North American Technician Excellence
The NATE office will be closed Friday, July 3rd, in observance of Independence Day, and reopen on Monday, July 6th at 9:00am EDT.
Over 20 years ago a number of industry leaders came together to discuss concerns with the overall quality of field service and installation of HVACR equipment. From the perspective of manufacturing, distribution, and contracting, there were concerns that many individuals involved in servicing and installing systems and equipment lacked the proper knowledge and experience. And as a result, consumers and contractors were unhappy with recurring callbacks and added costs; manufacturers were receiving unnecessary and costly returns of equipment that were not defective; and technical advisors were plagued with repeated calls on service and installation questions that should have been common knowledge.

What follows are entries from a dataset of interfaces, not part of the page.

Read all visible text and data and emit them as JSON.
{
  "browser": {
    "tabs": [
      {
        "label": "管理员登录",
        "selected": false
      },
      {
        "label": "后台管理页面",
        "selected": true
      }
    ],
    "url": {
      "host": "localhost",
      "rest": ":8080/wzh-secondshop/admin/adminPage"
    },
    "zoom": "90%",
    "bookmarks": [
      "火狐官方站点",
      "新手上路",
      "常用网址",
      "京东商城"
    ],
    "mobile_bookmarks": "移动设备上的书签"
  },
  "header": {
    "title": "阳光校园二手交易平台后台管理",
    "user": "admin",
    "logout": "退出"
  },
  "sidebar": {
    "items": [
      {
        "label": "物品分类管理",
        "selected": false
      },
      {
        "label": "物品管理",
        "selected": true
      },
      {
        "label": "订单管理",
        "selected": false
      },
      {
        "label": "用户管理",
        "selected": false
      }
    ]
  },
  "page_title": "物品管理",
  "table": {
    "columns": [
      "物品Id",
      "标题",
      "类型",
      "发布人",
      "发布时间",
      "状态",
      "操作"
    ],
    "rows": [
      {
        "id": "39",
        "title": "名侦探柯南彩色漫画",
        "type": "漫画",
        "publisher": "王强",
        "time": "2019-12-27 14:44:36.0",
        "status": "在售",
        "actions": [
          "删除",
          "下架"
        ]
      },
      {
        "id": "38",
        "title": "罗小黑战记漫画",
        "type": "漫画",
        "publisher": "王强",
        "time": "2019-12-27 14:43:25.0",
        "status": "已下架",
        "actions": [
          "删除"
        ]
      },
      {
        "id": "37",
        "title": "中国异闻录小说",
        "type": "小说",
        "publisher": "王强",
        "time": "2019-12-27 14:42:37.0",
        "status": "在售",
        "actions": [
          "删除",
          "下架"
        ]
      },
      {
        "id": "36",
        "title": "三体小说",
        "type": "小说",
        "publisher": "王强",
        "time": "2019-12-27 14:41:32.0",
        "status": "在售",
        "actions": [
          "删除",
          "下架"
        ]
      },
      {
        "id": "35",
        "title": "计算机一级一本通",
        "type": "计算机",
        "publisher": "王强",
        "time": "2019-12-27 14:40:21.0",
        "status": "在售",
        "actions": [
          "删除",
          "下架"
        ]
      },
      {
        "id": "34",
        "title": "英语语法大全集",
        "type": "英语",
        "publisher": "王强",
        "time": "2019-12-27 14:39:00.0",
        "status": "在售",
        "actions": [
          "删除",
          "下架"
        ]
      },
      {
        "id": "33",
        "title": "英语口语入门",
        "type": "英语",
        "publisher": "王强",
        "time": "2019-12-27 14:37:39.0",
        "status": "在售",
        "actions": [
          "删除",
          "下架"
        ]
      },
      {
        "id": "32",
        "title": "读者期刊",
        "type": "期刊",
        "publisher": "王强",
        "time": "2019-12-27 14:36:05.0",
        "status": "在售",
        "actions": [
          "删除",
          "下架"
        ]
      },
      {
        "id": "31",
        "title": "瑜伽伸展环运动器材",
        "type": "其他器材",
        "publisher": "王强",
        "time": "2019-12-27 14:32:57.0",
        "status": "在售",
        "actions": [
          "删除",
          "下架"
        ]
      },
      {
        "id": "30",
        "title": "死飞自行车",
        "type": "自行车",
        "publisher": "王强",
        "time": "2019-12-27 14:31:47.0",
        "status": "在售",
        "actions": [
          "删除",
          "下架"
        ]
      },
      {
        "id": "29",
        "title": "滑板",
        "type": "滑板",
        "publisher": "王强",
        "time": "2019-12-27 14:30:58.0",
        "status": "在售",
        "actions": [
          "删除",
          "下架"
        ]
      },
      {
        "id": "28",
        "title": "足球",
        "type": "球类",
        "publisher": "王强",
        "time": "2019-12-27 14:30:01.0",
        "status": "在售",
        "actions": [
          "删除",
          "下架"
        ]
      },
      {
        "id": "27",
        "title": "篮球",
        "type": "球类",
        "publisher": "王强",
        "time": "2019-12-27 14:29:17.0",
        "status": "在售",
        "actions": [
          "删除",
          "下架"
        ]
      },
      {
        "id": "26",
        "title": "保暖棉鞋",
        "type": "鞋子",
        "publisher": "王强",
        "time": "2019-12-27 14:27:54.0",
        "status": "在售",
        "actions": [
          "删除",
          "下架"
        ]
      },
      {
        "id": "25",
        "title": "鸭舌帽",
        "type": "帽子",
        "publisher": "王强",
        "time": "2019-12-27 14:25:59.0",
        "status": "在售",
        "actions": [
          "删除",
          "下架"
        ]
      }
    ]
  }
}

So in February 1997, North American Technician Excellence (NATE) was incorporated with organizational funding provided by manufacturers who guaranteed a bank loan through the Air-Conditioning & Refrigeration Institute (ARI) and the Gas Appliance Manufacturers Association (GAMA). The NATE coalition was established with representation from the contracting, distribution, manufacturing and utility communities as well as several trade associations. An interim board of trustees was appointed, while sector committees (precursor to today’s Technical Committee) provided advice on test development. Pilot tests were given and on November 8, 1997, the first NATE tests were administered nationally.
Soon, our partners at the Air Conditioning Contractors of America (ACCA) and the Refrigeration Service Engineers Society (RSES) unified their certification tests under the NATE umbrella. In 2000, our coalition of partners expanded to include North American Heating, Refrigeration & Air Conditioning Wholesalers Association (NHRAW), the Environmental Protection Agency (EPA) and other industry organizations. By the end of 2001, more than more than 10,000 technicians had earned NATE certification.
In the first half of the 2000s, NATE introduced electronic testing. Awareness and support of NATE began to grow. Manufacturers “dealer” programs began to include NATE as a key component. The U.S. Army awarded promotion points to soldiers who earned NATE certification and the Montgomery GI Bill approved NATE, making veterans eligible for reimbursement of test fees, a benefit that still exists today. And in a first of its kind decision in 2005, the city council of Terre Haute, Indiana amended its city contractor licensing code to require NATE certification.
The second half of the decade saw New Hampshire and Texas each include NATE as part of its state licensing process, while NATE expanded its specialty certification suite to include hydronic heating, and commercial refrigeration. During this time, we also introduced the highest-level NATE certification to date—the Senior Efficiency Analyst certification—to test a technician’s knowledge of the installation, service, maintenance, and repair of HVACR system to maintain high levels of energy efficiency. Consumer awareness of NATE was growing and NATE worked to build on that awareness with the launching of the www.hvacradvice.com consumer website to help homeowners find contractors with NATE-certified technicians.
Today, there are over 34,000 NATE-certified HVACR technicians providing world class service and installations throughout North America and the numbers continue to grow. Our growth over the years does not mean we can rest. Now, more than ever, we need to increase industry and consumer awareness of the benefits of technicians holding NATE certification. According to the U.S. Bureau of Labor Statistics Occupational Outlook Handbook, employment of heating, air conditioning, and refrigeration mechanics and installers is projected to grow 15 percent from 2016 to 2026, which is much faster than the average for all occupations. The results of a Workforce Trends survey conducted by Fluke Corp. in 2012 indicated that 85 percent of industry employers found it “difficult or very difficult” to find entry-level workers that had acceptable skills, while 38 percent of employers said candidates lacked an applicable degree or certification. Meanwhile, the 2013 American Home Comfort Survey found that roughly 30 percent homeowners who recently had new HVACR equipment installed had to have a technician come back to solve a problem.
That is why our new vision statement—to develop and recognize professional HVACR techncians—is as relevant today as it has ever been. Simply put, while there are many qualified technicians in the field, many more are needed. It is still necessary to raise the bar for the good of the industry, and NATE must continue to set the standards and certify the knowledge base for quality HVACR technicians. We know where we have been and know that the future of our industry is dependent on the continued growth in the number of NATE-certified technicians, for they provide the assurance of quality service, installation, enhanced system performance, and energy efficiency.
The NATE Magazine
Arlington, VA 22201